Purpose: Graft choice for primary anterior cruciate ligament reconstruction (ACL-R) is debated, with considerable controversy and variability among surgeons. Autograft tendons are actually the most used grafts for primary surgery; however, allografts have been used in greater frequency for both primary and revision ACL surgery over the past decade. Given the great debate on the use of allografts in ACL-R, the "Allografts for Anterior Cruciate Ligament Reconstruction" consensus statement was developed among orthopedic surgeons and members of SIGASCOT (Società Italiana del Ginocchio, Artroscopia, Sport, Cartilagine, Tecnologie Ortopediche), with extensive experience in ACL-R, to investigate their habits in the use of allograft in different clinical situations. The results of this consensus statement will serve as benchmark information for future research and will help surgeons to facilitate the clinical decision making.
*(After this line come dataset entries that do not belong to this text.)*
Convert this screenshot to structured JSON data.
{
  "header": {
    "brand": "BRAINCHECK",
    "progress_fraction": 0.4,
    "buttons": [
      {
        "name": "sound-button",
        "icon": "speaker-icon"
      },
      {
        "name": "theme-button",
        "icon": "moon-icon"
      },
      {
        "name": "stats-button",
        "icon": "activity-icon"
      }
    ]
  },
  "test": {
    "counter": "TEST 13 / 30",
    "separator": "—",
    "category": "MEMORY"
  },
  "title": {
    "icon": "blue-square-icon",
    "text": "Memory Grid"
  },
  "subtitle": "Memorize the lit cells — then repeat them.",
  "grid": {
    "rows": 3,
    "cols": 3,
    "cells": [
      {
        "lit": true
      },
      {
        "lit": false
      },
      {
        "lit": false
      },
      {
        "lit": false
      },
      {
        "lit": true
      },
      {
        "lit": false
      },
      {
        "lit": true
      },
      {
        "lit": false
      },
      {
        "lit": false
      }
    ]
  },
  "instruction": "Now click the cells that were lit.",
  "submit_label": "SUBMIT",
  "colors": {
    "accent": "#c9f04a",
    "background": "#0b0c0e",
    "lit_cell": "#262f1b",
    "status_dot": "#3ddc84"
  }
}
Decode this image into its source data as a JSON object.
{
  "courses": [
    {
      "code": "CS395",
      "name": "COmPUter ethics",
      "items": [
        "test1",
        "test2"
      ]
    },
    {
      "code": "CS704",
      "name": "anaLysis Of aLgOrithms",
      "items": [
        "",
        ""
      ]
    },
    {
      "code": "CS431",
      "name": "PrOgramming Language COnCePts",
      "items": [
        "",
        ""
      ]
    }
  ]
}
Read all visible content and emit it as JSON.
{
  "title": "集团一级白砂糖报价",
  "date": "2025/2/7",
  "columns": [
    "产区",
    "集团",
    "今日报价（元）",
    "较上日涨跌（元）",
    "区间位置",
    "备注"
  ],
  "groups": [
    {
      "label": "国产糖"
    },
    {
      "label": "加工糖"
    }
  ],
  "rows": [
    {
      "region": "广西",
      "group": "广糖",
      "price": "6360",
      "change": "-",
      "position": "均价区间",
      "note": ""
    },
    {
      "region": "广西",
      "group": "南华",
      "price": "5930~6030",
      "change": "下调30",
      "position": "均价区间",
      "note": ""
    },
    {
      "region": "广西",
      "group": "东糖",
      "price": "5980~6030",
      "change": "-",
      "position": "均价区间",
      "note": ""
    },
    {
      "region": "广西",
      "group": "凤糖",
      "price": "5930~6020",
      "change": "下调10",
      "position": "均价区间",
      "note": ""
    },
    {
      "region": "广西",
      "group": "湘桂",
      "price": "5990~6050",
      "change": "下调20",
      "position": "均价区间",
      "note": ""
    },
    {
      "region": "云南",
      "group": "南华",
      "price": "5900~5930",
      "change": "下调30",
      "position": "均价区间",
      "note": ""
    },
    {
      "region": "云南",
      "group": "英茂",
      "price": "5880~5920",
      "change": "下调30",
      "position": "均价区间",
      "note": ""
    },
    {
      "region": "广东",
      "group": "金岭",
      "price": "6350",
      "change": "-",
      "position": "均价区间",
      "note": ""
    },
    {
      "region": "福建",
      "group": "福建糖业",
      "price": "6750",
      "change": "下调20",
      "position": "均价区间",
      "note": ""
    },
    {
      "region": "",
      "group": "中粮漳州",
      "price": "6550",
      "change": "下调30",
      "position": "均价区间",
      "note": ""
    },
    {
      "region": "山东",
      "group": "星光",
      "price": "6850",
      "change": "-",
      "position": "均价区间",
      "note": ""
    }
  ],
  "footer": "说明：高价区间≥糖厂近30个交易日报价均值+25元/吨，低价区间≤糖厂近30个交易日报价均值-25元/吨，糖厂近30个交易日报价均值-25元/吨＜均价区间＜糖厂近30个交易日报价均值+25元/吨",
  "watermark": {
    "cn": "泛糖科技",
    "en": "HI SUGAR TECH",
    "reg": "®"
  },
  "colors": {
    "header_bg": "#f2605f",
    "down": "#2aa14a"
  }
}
Methods: In March 2017, a formal consensus process was developed using a modified Delphi technique method, involving a steering group (9 participants), a rating group (28 participants) and a peer-review group (31 participants). Nine statements were generated and then debated during a SIGASCOT consensus meeting. A manuscript has been then developed to report methodology and results of the consensus process and finally approved by all steering group members.
Results: A different level of consensus has been reached among the topics selected. Strong agreement has been reported in considering harvesting, treatment and conservation methods relevant for clinical results, and in considering biological integration longer in allograft compared to autograft. Relative agreement has been reported in using allograft as the first-line graft for revision ACL-R, in considering biological integration a crucial aspect for rehabilitation protocol set-up, and in recommending a delayed return to sport when using allograft. Relative disagreement has been reported in using allograft as the first-line graft for primary ACL-R in patients over 50, and in not considering clinical results of allograft superior to autograft. Strong disagreement has been reported in using allograft as the first-line graft for primary ACL-R and for skeletally immature patients.
Conclusions: Results of this consensus do not represent a guideline for surgeons, but could be used as starting point for an international discussion on use of allografts in ACL-R.
Level of evidence: IV, consensus of experts.
Keywords: ACL reconstruction; ACL revision; Allograft; Anterior cruciate ligament; Autograft; Consensus; Knee; Pediatric.